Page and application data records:
------------------------------------------------------------
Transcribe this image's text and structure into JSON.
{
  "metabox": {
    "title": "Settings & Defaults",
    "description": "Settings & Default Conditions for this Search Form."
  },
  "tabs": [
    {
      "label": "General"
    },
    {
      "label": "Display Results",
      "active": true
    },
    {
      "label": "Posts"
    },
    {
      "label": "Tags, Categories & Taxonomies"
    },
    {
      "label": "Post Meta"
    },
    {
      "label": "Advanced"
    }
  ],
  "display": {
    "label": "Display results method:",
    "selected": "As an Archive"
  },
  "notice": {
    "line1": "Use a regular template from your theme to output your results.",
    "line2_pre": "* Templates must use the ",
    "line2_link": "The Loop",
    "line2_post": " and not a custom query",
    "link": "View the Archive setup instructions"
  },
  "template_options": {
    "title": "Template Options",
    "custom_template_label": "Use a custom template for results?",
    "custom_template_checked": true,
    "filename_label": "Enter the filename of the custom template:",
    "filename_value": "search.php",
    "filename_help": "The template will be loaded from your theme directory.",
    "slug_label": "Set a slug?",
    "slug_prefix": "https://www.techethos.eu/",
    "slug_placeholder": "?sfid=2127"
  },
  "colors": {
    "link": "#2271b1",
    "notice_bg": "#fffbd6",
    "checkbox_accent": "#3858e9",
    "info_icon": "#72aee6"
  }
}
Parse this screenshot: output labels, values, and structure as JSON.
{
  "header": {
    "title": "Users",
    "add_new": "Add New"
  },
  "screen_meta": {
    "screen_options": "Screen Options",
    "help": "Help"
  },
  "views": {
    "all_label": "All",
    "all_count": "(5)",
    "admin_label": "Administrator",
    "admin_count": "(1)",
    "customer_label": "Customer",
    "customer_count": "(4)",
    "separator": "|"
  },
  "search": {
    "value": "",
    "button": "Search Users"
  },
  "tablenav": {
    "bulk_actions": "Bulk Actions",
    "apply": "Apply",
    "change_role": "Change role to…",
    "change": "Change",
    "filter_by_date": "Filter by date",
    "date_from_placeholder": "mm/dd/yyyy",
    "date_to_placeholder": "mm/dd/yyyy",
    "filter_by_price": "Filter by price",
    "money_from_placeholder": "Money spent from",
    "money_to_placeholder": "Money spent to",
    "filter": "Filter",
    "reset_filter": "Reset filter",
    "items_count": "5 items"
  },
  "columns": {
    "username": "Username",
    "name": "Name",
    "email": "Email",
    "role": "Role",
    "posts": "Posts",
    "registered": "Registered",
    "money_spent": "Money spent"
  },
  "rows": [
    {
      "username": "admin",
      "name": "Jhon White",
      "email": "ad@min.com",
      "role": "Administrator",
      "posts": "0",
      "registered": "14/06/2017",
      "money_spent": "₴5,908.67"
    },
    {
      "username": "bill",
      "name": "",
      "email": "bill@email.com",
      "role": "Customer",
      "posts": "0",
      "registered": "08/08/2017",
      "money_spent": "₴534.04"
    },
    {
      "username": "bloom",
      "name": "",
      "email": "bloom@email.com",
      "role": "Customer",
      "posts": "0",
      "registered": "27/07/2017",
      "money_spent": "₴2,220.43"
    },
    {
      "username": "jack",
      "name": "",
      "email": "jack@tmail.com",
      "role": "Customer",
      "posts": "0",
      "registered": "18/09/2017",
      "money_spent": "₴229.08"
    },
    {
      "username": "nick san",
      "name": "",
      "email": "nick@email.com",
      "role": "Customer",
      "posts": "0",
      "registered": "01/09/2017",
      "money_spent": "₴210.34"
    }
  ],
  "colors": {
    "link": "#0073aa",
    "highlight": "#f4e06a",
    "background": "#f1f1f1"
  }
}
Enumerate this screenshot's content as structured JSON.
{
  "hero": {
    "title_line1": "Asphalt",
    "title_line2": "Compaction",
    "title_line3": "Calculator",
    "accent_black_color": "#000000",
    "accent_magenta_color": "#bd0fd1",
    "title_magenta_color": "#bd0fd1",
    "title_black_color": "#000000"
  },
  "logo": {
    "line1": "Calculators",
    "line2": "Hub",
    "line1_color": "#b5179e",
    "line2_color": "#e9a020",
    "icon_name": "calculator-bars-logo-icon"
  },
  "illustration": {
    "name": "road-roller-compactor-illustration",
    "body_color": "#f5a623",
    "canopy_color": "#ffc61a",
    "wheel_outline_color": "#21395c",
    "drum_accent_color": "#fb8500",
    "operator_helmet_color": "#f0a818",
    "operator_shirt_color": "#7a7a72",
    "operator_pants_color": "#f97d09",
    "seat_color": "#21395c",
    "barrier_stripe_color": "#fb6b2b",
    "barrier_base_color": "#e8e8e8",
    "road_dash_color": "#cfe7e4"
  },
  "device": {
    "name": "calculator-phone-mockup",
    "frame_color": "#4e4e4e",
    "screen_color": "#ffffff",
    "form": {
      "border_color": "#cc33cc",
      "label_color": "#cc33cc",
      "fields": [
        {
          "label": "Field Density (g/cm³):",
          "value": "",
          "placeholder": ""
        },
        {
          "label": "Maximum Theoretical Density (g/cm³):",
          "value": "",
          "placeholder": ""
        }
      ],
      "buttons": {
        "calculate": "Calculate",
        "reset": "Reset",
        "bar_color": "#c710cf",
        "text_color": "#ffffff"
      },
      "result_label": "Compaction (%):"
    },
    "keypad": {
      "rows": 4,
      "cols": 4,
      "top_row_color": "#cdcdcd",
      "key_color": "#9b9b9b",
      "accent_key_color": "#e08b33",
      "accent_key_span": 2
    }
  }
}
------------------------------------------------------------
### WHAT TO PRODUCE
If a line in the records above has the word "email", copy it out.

### EXERCISE RESULT
    "email": "Email",
      "email": "ad@min.com",
      "email": "bill@email.com",
      "email": "bloom@email.com",
      "email": "jack@tmail.com",
      "email": "nick@email.com",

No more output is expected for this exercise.